The US National Oceanic and Atmospheric Administration yesterday released its annual checkup of the Earth, highlighting numerous records including hottest year, highest sea level, and lowest sea ice in the Arctic and Antarctica.
The 299-page report, written by scientists around the world and published in the Bulletin of the American Meteorological Society, shows that 2016 was "very extreme and it is a cause for concern", said co-editor Jessica Blunden, a NOAA climate scientist.
Researchers called it a clear signal of human-caused climate change. A record large El Nino, the warming of the central Pacific that changes weather worldwide, was also a big factor in last year's wild weather.
Georgia Tech climate scientist Kim Cobb, who had no role in the report, said "2016 will be forever etched in my brain as the year we crossed a new threshold of climate change - one that gave us a grim glimpse into our future".
Scientists examined dozens of key climate measures and found:
At any given time, nearly one-eighth of the world's land mass was in severe drought. That's far higher than normal and "one of the worst years for drought", said report co-author Robert Dunn of Britain's Met Office.
Extreme weather was everywhere. Giant downpours were up. Heat waves struck all over the globe, including a nasty one in India.

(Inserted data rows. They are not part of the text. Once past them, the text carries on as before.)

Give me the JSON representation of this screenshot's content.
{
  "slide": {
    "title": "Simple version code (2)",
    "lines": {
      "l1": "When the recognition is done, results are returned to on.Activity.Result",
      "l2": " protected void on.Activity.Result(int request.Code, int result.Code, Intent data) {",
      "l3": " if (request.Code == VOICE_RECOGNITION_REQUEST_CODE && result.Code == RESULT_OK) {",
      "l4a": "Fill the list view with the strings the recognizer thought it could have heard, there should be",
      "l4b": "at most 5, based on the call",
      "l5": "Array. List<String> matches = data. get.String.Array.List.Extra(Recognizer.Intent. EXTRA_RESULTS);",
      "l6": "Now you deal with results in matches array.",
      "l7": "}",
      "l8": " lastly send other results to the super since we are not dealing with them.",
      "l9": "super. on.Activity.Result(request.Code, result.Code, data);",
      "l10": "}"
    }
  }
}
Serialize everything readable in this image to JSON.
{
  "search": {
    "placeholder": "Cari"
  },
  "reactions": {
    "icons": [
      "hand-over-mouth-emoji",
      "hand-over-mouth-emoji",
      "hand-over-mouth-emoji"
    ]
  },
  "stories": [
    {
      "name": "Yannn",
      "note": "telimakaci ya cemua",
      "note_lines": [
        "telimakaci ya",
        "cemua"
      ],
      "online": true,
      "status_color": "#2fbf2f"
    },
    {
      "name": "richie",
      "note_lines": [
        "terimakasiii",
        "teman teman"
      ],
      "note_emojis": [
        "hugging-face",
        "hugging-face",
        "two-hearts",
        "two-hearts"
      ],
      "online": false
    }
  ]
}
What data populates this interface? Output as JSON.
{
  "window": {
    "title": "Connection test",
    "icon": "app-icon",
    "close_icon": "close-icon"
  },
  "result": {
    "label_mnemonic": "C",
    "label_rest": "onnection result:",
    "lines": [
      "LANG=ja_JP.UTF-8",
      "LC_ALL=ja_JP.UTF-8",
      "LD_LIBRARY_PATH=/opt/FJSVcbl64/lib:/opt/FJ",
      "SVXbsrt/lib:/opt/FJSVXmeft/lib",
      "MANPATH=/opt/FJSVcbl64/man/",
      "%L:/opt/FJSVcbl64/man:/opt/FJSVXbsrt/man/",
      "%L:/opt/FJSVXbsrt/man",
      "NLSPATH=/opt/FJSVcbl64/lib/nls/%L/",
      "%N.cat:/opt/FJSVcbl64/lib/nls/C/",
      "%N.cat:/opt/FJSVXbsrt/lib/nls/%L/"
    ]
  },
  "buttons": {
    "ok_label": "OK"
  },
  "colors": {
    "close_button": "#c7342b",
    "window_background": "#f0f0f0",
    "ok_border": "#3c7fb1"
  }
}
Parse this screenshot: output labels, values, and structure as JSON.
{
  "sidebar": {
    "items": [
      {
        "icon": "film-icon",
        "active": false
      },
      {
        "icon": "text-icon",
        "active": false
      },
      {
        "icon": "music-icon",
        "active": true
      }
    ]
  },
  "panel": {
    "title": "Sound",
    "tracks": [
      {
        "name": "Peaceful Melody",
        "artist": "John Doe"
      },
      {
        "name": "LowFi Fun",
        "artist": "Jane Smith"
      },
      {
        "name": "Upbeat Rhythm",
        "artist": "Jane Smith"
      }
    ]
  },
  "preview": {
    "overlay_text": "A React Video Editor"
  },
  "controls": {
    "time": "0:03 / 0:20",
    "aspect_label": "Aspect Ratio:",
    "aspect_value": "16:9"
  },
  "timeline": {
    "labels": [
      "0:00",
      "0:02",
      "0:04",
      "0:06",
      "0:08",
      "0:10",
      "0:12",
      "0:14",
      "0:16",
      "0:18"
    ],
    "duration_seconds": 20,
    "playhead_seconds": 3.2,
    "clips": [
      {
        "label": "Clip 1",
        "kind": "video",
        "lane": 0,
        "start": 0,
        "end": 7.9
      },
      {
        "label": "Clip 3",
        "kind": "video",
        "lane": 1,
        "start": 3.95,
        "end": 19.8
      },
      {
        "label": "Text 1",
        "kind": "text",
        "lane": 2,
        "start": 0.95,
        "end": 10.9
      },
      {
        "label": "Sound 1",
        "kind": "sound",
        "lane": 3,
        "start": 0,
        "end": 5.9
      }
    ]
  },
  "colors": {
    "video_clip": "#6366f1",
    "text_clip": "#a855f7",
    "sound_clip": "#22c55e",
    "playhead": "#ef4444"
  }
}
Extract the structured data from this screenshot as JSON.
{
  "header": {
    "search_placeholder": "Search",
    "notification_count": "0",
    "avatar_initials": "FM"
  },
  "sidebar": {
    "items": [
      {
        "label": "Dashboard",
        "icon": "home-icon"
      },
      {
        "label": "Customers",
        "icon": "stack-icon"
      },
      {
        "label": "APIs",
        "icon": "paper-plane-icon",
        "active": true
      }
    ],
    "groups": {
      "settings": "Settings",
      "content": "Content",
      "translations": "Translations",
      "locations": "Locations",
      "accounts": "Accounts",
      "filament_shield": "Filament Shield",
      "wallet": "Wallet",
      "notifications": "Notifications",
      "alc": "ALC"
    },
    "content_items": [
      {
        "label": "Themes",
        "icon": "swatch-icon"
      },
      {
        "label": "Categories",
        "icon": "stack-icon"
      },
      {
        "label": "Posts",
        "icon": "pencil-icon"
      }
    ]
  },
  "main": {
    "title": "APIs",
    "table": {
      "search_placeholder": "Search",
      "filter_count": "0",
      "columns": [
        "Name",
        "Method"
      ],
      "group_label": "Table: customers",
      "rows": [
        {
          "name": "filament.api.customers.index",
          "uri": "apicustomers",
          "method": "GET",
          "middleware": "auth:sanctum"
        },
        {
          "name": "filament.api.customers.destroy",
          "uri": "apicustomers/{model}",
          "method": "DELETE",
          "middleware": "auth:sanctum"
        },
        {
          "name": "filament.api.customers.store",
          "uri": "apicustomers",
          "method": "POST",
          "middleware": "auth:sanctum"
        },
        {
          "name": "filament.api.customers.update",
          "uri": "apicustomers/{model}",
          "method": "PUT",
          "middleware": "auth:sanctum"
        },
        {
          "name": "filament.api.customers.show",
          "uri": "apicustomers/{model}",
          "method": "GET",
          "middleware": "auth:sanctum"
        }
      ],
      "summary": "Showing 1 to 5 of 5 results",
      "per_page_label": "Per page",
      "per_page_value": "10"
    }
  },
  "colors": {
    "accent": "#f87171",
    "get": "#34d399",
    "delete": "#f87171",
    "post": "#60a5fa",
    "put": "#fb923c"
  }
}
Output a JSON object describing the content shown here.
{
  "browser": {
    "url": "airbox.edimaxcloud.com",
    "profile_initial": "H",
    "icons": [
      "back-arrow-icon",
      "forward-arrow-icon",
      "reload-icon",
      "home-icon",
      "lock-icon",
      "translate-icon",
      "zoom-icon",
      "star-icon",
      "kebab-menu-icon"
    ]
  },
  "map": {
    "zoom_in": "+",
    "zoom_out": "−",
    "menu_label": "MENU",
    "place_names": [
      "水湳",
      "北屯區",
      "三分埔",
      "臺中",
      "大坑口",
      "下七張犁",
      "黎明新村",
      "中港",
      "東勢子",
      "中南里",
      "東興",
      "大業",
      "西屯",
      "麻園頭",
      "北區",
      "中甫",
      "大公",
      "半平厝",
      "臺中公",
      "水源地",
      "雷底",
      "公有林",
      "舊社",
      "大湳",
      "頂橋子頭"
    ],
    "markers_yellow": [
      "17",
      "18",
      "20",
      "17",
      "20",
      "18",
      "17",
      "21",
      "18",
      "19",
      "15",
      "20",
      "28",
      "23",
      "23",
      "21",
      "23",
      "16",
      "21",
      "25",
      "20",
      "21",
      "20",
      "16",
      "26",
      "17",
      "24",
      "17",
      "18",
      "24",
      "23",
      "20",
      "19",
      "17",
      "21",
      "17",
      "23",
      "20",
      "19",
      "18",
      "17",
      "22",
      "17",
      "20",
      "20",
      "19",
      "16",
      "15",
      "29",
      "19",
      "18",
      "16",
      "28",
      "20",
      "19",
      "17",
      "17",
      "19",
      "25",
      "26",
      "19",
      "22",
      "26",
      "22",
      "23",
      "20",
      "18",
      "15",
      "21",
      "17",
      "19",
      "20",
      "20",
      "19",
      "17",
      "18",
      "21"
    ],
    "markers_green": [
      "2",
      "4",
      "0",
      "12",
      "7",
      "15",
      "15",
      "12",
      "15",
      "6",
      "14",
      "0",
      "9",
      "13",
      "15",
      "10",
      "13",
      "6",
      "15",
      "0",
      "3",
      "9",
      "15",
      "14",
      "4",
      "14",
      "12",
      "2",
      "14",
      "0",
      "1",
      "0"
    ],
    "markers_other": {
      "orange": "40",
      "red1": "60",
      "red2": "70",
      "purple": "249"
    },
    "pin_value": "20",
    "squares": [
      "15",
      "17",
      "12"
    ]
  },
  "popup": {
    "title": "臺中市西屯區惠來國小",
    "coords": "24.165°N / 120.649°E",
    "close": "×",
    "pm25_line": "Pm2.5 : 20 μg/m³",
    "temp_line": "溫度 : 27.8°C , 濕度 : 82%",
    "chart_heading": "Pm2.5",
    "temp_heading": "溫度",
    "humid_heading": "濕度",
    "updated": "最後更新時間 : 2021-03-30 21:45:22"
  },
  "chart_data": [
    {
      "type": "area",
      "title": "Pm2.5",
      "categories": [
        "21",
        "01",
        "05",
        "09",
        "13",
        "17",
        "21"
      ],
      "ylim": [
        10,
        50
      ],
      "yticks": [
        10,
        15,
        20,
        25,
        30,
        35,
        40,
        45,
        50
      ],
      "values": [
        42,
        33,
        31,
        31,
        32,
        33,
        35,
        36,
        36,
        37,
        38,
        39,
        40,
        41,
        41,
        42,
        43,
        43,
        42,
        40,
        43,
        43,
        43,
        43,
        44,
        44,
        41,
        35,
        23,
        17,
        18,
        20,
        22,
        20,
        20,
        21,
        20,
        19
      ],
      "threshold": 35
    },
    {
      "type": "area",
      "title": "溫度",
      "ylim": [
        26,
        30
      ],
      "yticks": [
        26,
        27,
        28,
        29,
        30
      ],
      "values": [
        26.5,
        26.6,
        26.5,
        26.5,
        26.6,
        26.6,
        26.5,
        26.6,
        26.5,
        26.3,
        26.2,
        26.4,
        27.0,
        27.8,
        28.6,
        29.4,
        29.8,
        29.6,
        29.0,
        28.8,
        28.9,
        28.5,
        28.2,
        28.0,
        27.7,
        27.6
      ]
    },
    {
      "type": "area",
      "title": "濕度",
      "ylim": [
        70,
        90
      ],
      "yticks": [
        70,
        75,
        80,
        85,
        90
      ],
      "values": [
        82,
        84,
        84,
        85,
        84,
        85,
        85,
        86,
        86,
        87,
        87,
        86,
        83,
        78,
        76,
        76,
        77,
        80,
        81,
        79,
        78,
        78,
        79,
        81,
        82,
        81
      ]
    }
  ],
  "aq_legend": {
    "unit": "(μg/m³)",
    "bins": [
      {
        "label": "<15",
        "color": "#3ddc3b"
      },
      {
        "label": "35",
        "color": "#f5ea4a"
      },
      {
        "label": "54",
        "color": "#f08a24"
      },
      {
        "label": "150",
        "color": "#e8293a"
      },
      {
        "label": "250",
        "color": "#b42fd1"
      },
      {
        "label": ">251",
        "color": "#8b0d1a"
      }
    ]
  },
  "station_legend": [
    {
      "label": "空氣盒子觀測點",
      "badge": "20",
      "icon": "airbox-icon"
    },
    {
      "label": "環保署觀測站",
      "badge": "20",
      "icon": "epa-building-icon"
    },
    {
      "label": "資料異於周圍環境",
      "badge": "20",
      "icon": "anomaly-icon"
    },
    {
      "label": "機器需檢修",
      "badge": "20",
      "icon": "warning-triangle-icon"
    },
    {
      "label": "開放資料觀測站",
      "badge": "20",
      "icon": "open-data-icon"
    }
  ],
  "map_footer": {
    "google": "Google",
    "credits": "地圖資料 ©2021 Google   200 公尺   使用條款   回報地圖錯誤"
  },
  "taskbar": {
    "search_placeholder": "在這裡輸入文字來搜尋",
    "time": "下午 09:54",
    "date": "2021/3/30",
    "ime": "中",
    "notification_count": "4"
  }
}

Extreme weather contributed to a gigantic wildfire in Canada.
Global sea level rose another 3.4mm for the sixth straight year of record high sea levels.
There were 93 tropical cyclones across the globe, 13 per cent more than normal. That included Hurricane Matthew that killed about 1000 people in Haiti.
The world's glaciers shrank - for the 37th year in a row - by an average of about 1m.
Greenland's ice sheet lost 310 billion tonnes of ice. It has lost 4000b tonnes of ice since 2002.
Last year "was a year in the Arctic like we've never seen before", said NOAA Arctic research chief Jeremy Mathis, who called it "a clear and more pronounced signal of warming than in any other year on record". Some findings had already been released, including that last year was the hottest on record, meaning the record was set for three consecutive years. A study based on modelling and weather patterns shows three hot years in a row is close to impossible to be a natural coincidence.
The odds of three years in a row setting heat records without man-made global warming is only 0.7 per cent, compared to 30 to 50 per cent with greenhouse gases, according to a separate study published yesterday in the Geophysical Research Letters.
NOAA report co-editor Deke Arndt said the only notable normal global measure in 2016 was snow cover in the Northern Hemisphere.
Impact on river floods
Climate change is affecting the timing of river floods across Europe and societies may have to adapt to avoid future economic and environmental harm, scientists said yesterday.
River floods are among the costliest natural disasters worldwide, causing annual damages of more than US$100 billion ($137.3b). They affect millions of people each year.
Examining flood data across a 50-year period, researchers found significant shifts in timing along the Atlantic coast of western Europe from 1960 to 2010. According to a paper published in the journal Science, half of the measurement stations from England to Portugal showed floods were occurring on average at least 15 days earlier by 2010 compared with a half century earlier.
In northeastern Europe, earlier snow melts also brought river floods forward by at least eight days over the 50-year period, while areas around the North Sea are now seeing floods happen more than a week later.
"If the trends in flood timing continue, considerable economic and environmental consequences may arise, because societies and ecosystems have adapted to the average within-year timing of floods," the authors, led by Guenter Bloeschl of Vienna's Technical University, concluded.
While data on the timing of floods showed a clearer link with climate change than past studies that looked into flood severity, the researchers noted that several factors affect the timing of floods and that not all the shifts are necessarily caused by man-made global warming.